“There have been numerous reports of wolf attacks on animals and increased risk to local people,” von der Leyen wrote in a letter to Christian Democrat MEPs, seen by POLITICO and first reported by taz. “Understandably, this situation raises questions in the affected regions as to whether the current protection status of wolves is justified.

European farmers have been complaining about wolves for years. The question is whether the death penalty is the solution.

Wolves had completely disappeared in von der Leyen’s home region until wildlife preservation efforts led to their reappearance about 15 years ago.

Since then, their presence has been a source of constant tension. With around 1,200 wolves prowling across Germany, annual livestock losses run into the thousands.

Even with the largest population of wolves, predators rarely prey on horses.

“A wolf is a wolf, but that individual wolf has probably learned that it is possible to attack and take horses,” said Frank Faß, a German wolf expert, referring to GW950m, adding that the case was always the exception to the rule.

Although Faß said he appreciates the arguments for eliminating a wolf behind a kill like that of GW950m, hunting the animals (the authorities enlist local hunters for this task) is easier said than done. to do. Faß says special fences, although expensive, are a better remedy.

“What we’ve seen in Lower Saxony is that when a wolf gets shot, it’s never the right one,” he said.

Indeed, GW950m is living proof of that. Authorities first put him on their target list in 2021, but removed him after a hunter shot and killed a female member of what became known as the “Burgdorf Pack”.

For now, GW950m remains a fugitive.

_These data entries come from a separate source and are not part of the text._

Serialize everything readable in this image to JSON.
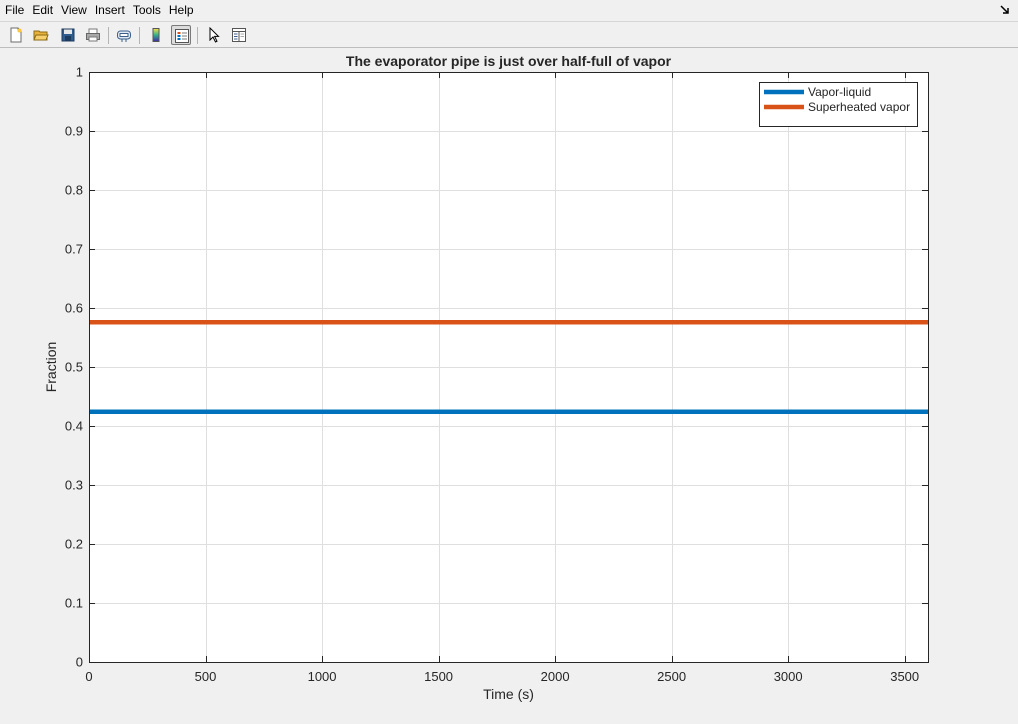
{
  "menu": {
    "items": [
      "File",
      "Edit",
      "View",
      "Insert",
      "Tools",
      "Help"
    ]
  },
  "toolbar": {
    "buttons": [
      {
        "name": "new-figure",
        "icon": "new-file-icon"
      },
      {
        "name": "open-file",
        "icon": "folder-open-icon"
      },
      {
        "name": "save-figure",
        "icon": "save-icon"
      },
      {
        "name": "print-figure",
        "icon": "printer-icon"
      },
      {
        "name": "link-plot",
        "icon": "link-plot-icon"
      },
      {
        "name": "insert-colorbar",
        "icon": "colorbar-icon"
      },
      {
        "name": "insert-legend",
        "icon": "legend-icon",
        "pressed": true
      },
      {
        "name": "edit-plot",
        "icon": "cursor-arrow-icon"
      },
      {
        "name": "property-inspector",
        "icon": "property-inspector-icon"
      }
    ]
  },
  "chart_data": {
    "type": "line",
    "title": "The evaporator pipe is just over half-full of vapor",
    "xlabel": "Time (s)",
    "ylabel": "Fraction",
    "xlim": [
      0,
      3600
    ],
    "ylim": [
      0,
      1
    ],
    "xticks": [
      0,
      500,
      1000,
      1500,
      2000,
      2500,
      3000,
      3500
    ],
    "yticks": [
      0,
      0.1,
      0.2,
      0.3,
      0.4,
      0.5,
      0.6,
      0.7,
      0.8,
      0.9,
      1
    ],
    "grid": true,
    "legend_position": "top-right",
    "series": [
      {
        "name": "Vapor-liquid",
        "color": "#0072bd",
        "x": [
          0,
          3600
        ],
        "y": [
          0.424,
          0.424
        ]
      },
      {
        "name": "Superheated vapor",
        "color": "#d95319",
        "x": [
          0,
          3600
        ],
        "y": [
          0.576,
          0.576
        ]
      }
    ]
  }
}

The current bounty on his head expires on January 31, after which he will be free to roam again.

Unless that’s the case, the President of the Commission stands in his way.

This article is part of POLITICO Pro

The one-stop solution for policy professionals fusing the depth of POLITICO journalism with the power of technology

Exclusive and never-before-seen scoops and ideas

Personalized Policy Intelligence Platform

A high-level public affairs network


Not all news on the site expresses the point of view of the site, but we transmit this news automatically and translate it through programmatic technology on the site and not from a human editor.
Back to top button